Donations won’t keep Alberton school open

Donations of money and labour from Alberton Township won’t be enough to keep their school open, according to trustees at the Rainy River District School Board’s regular monthly meeting here Tuesday night.
Danielle Robinson made an emotional plea outlying the efforts of the township, which pledged to donate $10,000 if the school remained open for at least three years.
She also listed names of local contractors, electricians, and plumbers who volunteered their labour to make the necessary repairs to keep it open.
“These donations are very generous and should not be dismissed,” Robinson said. “I still believe that if we work together on this, each party can achieve their goal . . . ours to keep Alberton school open, and the board’s to renovate J.W. Walker School.
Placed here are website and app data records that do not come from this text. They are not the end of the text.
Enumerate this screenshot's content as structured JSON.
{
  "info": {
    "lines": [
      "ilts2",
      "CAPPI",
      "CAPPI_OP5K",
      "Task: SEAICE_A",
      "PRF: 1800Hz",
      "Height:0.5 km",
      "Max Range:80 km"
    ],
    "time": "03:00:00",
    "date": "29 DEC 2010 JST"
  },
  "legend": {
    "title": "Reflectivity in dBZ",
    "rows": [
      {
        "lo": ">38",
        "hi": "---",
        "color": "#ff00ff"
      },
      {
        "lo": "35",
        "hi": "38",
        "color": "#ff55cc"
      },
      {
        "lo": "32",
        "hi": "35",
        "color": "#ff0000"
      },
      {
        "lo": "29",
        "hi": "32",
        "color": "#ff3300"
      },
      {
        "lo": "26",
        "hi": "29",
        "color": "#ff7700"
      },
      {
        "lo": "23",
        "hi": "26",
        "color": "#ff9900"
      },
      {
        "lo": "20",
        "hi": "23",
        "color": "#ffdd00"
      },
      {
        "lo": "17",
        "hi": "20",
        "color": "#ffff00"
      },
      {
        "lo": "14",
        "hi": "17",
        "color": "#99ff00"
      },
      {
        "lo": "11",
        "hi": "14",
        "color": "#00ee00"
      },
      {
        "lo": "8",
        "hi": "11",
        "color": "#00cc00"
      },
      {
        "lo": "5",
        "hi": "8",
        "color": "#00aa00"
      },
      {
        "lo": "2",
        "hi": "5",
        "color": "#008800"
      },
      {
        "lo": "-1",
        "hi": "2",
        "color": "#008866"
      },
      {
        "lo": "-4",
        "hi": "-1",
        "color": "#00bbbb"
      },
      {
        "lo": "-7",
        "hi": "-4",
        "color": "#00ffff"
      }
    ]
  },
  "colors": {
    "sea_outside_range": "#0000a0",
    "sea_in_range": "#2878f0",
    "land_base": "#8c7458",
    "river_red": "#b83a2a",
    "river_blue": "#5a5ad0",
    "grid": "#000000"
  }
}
“Please consider what is best for the children,” she said, crying. “They are counting on us to do right by them and I feel we owe them that much.”
Education Director Warren Hoshizaki said the school board would have problems accepting donations of labour from the public due to a clause in the contract of maintenance workers that prevents it from bringing in outside labour.
Murray Quinn, superintendent of plant and maintenance for the board, agreed accepting free labour isn’t as easy as it sounds.
“It has to do with the union,” he told the board. “They have given special permission in the past for parent groups to install playgrounds but when it comes to work they feel is their work, they’re pretty protective.”
“Everything has to be done according to the building code and the requirements of the Ministry of Education,” board chairman Gord McBride said after the meeting.
“You can’t really have a group meet on a Saturday afternoon and start patching up. It’s got to be done officially and with proper supervision,” he stressed.
Robinson also noted a family had contacted her and was speaking with a law firm in Thunder Bay about filing a lawsuit against the board for declining property value if their school closed.
The suggestion of a lawsuit was greeted with hostility after the meeting.
“It gets my back up,” bristled trustee Ron McAlister. “We’re not in the real estate business. We’re not making this decision based on whose property value is going to go up or down.
“We’re basing this decision on what’s best for the kids.”
Perhaps the most heated point of the evening came when Brian Lemay, who moved to Alberton seven months ago, made a presentation before the board asking what the community could do to keep the school open.
“We’ve asked to make a border change, to bring back grades seven and eight, offered free labour and materials, and we’re not getting feedback except thank you for your feedback, we listened,” he said.
“Is there a figure we have to have—$10,000, $12,000, $15,000, what?”
McBride said the board was listening to all suggestions offered, but just as he had explained in a letter to Lemay earlier, it hadn’t changed the reasons behind the school’s closure.
“There’s two reasons—lack of resources from the Ontario government and declining enrolment,” he said. “The letter said fix those two things and it will be saved.”
Several of the trustees commended the commitment of Alberton residents in trying to save their school, but McBride didn’t think their efforts would change the final vote next month.
“The trustees that I’ve talked to on an informal basis are still leaning toward their earlier feeling of making those changes on the four schools,” he said, referring to the closure of Alberton Central, Alexander MacKenzie and Sixth Street schools and the renovation of J.W. Walker.
But one trustee did admit he wasn’t quite sure how he’d vote next month.
“I can honestly say I haven’t made my decision,” said Martin Darrah, who is the Alberton rep on the board. “I thought I had, but it is definitely on the change.”
The final decision on the fate of the three schools will be made at the school board’s next regular meeting slated Wednesday, May 1 at Donald Young School in Emo.